The National Institute of Standards and Technology (“NIST”) is seeking comments on its draft NIST SP 800-161 Rev. 1, “Cyber Supply Chain Risk Management Practices for Systems and Organizations,” published on April 29, 2021. The public comment period currently is open and concludes on June 14, 2021. NIST anticipates releasing a second draft in September 2021, with a final version anticipated to be released by April 2022.
Continue Reading Seeking HoNIST Opinions – NIST Invites Comments on Major Revision to Cyber Supply Chain Risk Management Practices for Systems and Organizations (SP 800-161) and Provides Further Software Supply Chain Guidance

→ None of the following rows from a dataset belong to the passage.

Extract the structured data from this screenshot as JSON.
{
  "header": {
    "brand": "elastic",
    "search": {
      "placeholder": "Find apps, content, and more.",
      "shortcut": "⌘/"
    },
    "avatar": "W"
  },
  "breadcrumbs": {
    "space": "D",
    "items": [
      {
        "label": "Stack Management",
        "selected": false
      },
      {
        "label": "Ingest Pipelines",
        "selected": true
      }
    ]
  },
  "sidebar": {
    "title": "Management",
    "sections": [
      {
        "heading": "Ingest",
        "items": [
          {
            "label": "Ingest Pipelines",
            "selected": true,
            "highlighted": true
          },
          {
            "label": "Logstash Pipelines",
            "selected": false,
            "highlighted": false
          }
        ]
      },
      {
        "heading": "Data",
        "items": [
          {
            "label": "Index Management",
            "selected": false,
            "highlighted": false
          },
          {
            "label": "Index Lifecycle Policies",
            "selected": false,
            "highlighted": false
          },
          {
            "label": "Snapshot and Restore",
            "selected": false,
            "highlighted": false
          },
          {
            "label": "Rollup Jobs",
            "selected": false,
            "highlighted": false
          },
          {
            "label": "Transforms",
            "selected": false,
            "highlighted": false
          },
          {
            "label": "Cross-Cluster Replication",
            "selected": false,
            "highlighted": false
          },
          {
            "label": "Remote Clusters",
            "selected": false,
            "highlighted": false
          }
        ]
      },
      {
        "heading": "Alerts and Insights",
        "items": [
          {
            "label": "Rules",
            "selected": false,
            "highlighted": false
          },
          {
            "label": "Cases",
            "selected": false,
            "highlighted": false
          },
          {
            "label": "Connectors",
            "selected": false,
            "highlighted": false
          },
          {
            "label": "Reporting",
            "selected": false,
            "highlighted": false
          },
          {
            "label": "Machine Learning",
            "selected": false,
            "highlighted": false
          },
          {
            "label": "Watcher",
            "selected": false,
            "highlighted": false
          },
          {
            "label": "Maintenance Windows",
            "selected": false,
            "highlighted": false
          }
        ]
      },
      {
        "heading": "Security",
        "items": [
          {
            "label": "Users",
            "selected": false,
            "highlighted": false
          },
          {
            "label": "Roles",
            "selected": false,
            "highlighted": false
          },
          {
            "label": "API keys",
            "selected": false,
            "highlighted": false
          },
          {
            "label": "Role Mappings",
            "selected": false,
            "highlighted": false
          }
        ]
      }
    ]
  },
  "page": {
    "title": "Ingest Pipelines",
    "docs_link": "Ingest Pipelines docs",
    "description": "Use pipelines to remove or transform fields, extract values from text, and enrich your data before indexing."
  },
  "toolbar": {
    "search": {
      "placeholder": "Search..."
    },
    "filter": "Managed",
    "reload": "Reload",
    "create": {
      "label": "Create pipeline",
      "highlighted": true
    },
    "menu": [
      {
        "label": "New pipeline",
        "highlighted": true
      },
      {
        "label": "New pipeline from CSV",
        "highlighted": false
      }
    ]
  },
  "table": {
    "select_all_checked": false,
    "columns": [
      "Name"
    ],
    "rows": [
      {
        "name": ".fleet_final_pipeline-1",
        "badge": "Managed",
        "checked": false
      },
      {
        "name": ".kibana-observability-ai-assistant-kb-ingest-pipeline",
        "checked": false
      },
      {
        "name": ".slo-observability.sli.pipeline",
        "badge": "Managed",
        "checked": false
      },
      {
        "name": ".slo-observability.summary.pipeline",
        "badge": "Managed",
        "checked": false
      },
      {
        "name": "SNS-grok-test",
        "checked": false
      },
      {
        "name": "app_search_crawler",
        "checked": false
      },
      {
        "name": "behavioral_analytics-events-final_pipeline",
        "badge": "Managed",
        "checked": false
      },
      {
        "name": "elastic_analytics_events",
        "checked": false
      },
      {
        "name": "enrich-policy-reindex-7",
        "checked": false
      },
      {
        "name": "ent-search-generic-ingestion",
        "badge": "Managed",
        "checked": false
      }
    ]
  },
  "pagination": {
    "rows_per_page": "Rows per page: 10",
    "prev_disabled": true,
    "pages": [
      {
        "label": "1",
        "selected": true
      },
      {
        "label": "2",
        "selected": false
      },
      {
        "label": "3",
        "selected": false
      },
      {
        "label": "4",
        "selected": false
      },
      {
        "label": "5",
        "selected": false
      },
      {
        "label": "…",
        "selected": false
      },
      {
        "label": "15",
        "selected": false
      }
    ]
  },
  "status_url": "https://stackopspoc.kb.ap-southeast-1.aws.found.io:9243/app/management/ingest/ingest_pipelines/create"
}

On May 12, 2021, the Biden Administration issued its much anticipated “Executive Order on Improving the Nation’s Cybersecurity.” Below are provisions we believe will be of most interest to contractors, as well as any company that provides information technology (“IT”) and operational technology (“OT”) services, cloud computing, software, or internet of things (“IoT”) technology, as the new regulations and standards called for in the Order are likely to have an impact beyond government contractors.
Continue Reading Biden’s Cybersecurity Executive Order

The Biden Administration has taken (at least temporarily) the teeth out of a Trump-era Executive Order that directed the government to “Buy American” for essential drugs and medical devices. President
Continue Reading “Buy American” Update: Essential Medicines May Continue to Come From Abroad (For Now)

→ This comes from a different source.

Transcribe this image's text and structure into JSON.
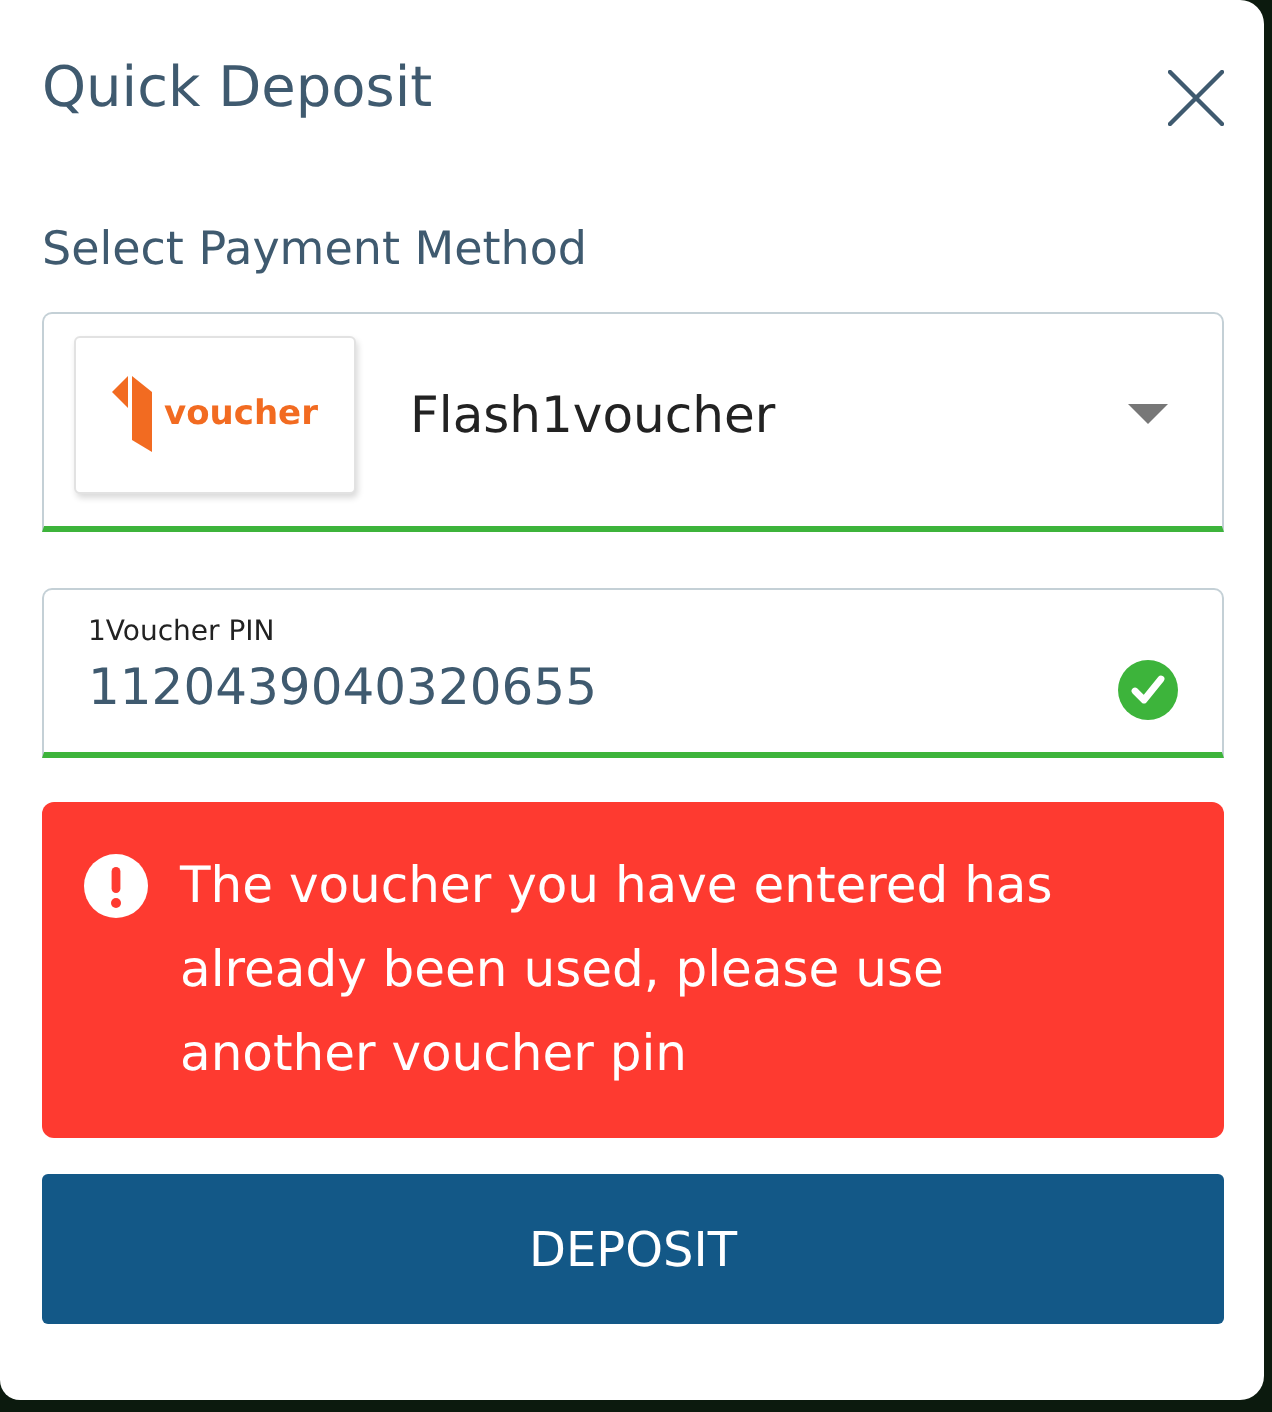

On February 24, 2021, President Biden signed Executive Order 14017, “Executive Order on America’s Supply Chains,” requiring a review of global supply chains that support key U.S. industries in an attempt to improve supply chain security for the U.S. government and U.S. companies. The new Executive Order appears to be an initial step focused on information gathering. Comprehensive reforms and supply chain strategies are likely to follow once the White House has collected key information.
Continue Reading Finding the Weak Links – President Biden Executive Order Demands Review of Critical U.S. Supply Chains

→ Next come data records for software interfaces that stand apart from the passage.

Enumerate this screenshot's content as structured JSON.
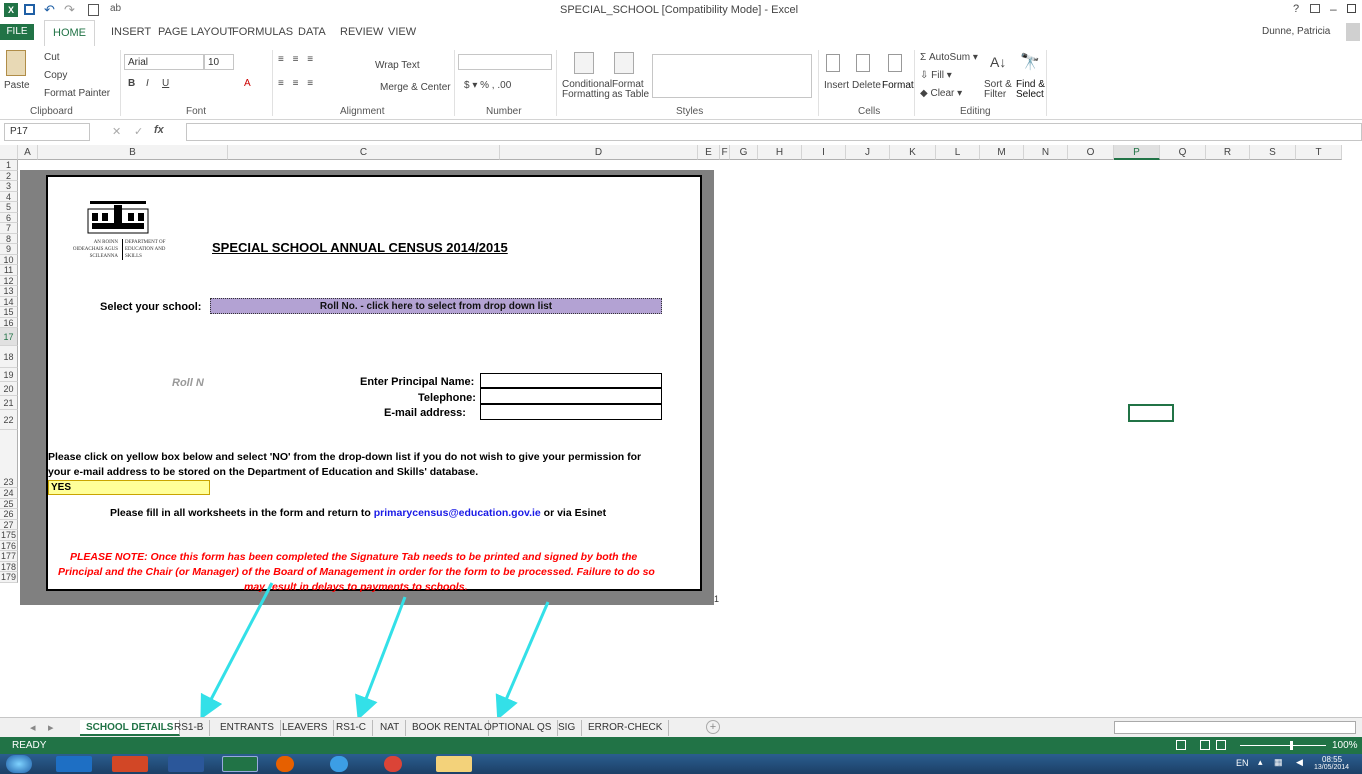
{
  "window": {
    "title": "SPECIAL_SCHOOL  [Compatibility Mode] - Excel",
    "user": "Dunne, Patricia"
  },
  "ribbon_tabs": [
    "FILE",
    "HOME",
    "INSERT",
    "PAGE LAYOUT",
    "FORMULAS",
    "DATA",
    "REVIEW",
    "VIEW"
  ],
  "ribbon": {
    "cut": "Cut",
    "copy": "Copy",
    "paste": "Paste",
    "format_painter": "Format Painter",
    "font_name": "Arial",
    "font_size": "10",
    "wrap_text": "Wrap Text",
    "merge_center": "Merge & Center",
    "conditional_formatting": "Conditional Formatting",
    "format_as_table": "Format as Table",
    "insert": "Insert",
    "delete": "Delete",
    "format": "Format",
    "autosum": "AutoSum",
    "fill": "Fill",
    "clear": "Clear",
    "sort_filter": "Sort & Filter",
    "find_select": "Find & Select",
    "groups": {
      "clipboard": "Clipboard",
      "font": "Font",
      "alignment": "Alignment",
      "number": "Number",
      "styles": "Styles",
      "cells": "Cells",
      "editing": "Editing"
    }
  },
  "formula_bar": {
    "name_box": "P17",
    "fx": "fx",
    "value": ""
  },
  "columns": [
    "A",
    "B",
    "C",
    "D",
    "E",
    "F",
    "G",
    "H",
    "I",
    "J",
    "K",
    "L",
    "M",
    "N",
    "O",
    "P",
    "Q",
    "R",
    "S",
    "T"
  ],
  "rows": [
    "1",
    "2",
    "3",
    "4",
    "5",
    "6",
    "7",
    "8",
    "9",
    "10",
    "11",
    "12",
    "13",
    "14",
    "15",
    "16",
    "17",
    "18",
    "19",
    "20",
    "21",
    "22",
    "23",
    "24",
    "25",
    "26",
    "27",
    "175",
    "176",
    "177",
    "178",
    "179"
  ],
  "form": {
    "logo_text_left": "AN ROINN OIDEACHAIS AGUS SCILEANNA",
    "logo_text_right": "DEPARTMENT OF EDUCATION AND SKILLS",
    "title": "SPECIAL SCHOOL ANNUAL CENSUS 2014/2015",
    "select_school_label": "Select your school:",
    "roll_dropdown": "Roll No. - click here to select from drop down list",
    "roll_n": "Roll N",
    "principal_label": "Enter Principal Name:",
    "telephone_label": "Telephone:",
    "email_label": "E-mail address:",
    "permission_line1": "Please click on yellow box below and select 'NO' from the drop-down list if you do not wish to give your permission for",
    "permission_line2": "your e-mail address to be stored on the Department of Education and Skills' database.",
    "permission_value": "YES",
    "fill_prefix": "Please fill in all worksheets in the form and return to ",
    "fill_email": "primarycensus@education.gov.ie",
    "fill_suffix": " or via Esinet",
    "note_line1": "PLEASE NOTE:  Once this form has been completed the Signature Tab needs to be printed and signed by both the",
    "note_line2": "Principal and the Chair (or Manager) of the Board of Management in order for the form to be processed.  Failure to do so",
    "note_line3": "may result in delays to payments to schools.",
    "page_number": "1"
  },
  "sheet_tabs": [
    "SCHOOL DETAILS",
    "RS1-B",
    "ENTRANTS",
    "LEAVERS",
    "RS1-C",
    "NAT",
    "BOOK RENTAL",
    "OPTIONAL QS",
    "SIG",
    "ERROR-CHECK"
  ],
  "status": {
    "mode": "READY",
    "zoom": "100%"
  },
  "taskbar": {
    "lang": "EN",
    "time": "08:55",
    "date": "13/05/2014"
  },
  "colors": {
    "excel_green": "#217346",
    "arrow": "#33e0e8",
    "dropdown": "#b3a2d3",
    "yes_cell": "#ffff99",
    "note_red": "#ff0000"
  }
}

The United States is taking increasingly aggressive actions to prohibit imports from China that may have been produced by forced labor. According to the U.S. Department of Labor, China has
Continue Reading Forced Labor and Supply Chains: A Complete Ban on Goods from Xinjiang or Additional WROs on the Horizon?

The Office of New York State Attorney General Letitia James (“NYAG”) has filed a lawsuit to shut down technology company Coinseed.  The state has accused the firm of selling unregistered securities in the form of digital tokens and operating as an unregistered broker-dealer while making material misrepresentations about the company, its management team, and fees charged to investors in connection with cryptocurrency trades.
Continue Reading New York Attorney General Sues to Shutter Cryptocurrency Trading Firm Coinseed

With a new presidential administration promising vigorous antitrust enforcement, and a new Democratic majority in Congress seeking to make drastic changes to U.S. antitrust laws, the technology and healthcare industries have found themselves the main targets of increased antitrust scrutiny.  Though companies engaging in government contracting, particularly in the aerospace and defense industries, already have had to deal with a range of antitrust issues – for example, the Department of Justice, Antitrust Division (the “DOJ”) launched the Procurement Collusion Strike Force (“PCSF”) in 2019 (discussed in more detail here), which focused on “deterring, detecting, investigating and prosecuting antitrust crimes … in government procurement, grant and program funding” – they may find themselves subject to increased antitrust enforcement in 2021.  In fact, on February 23, 2021 PCSF Director Daniel Glad confirmed he is “focus[ed] on three things in 2021: expanding our platform with PCSF building out our data analytics program; and bringing investigations to the recommendation/disposition stage.”
Continue Reading How a New Era in Antitrust Enforcement May Impact Government Contractors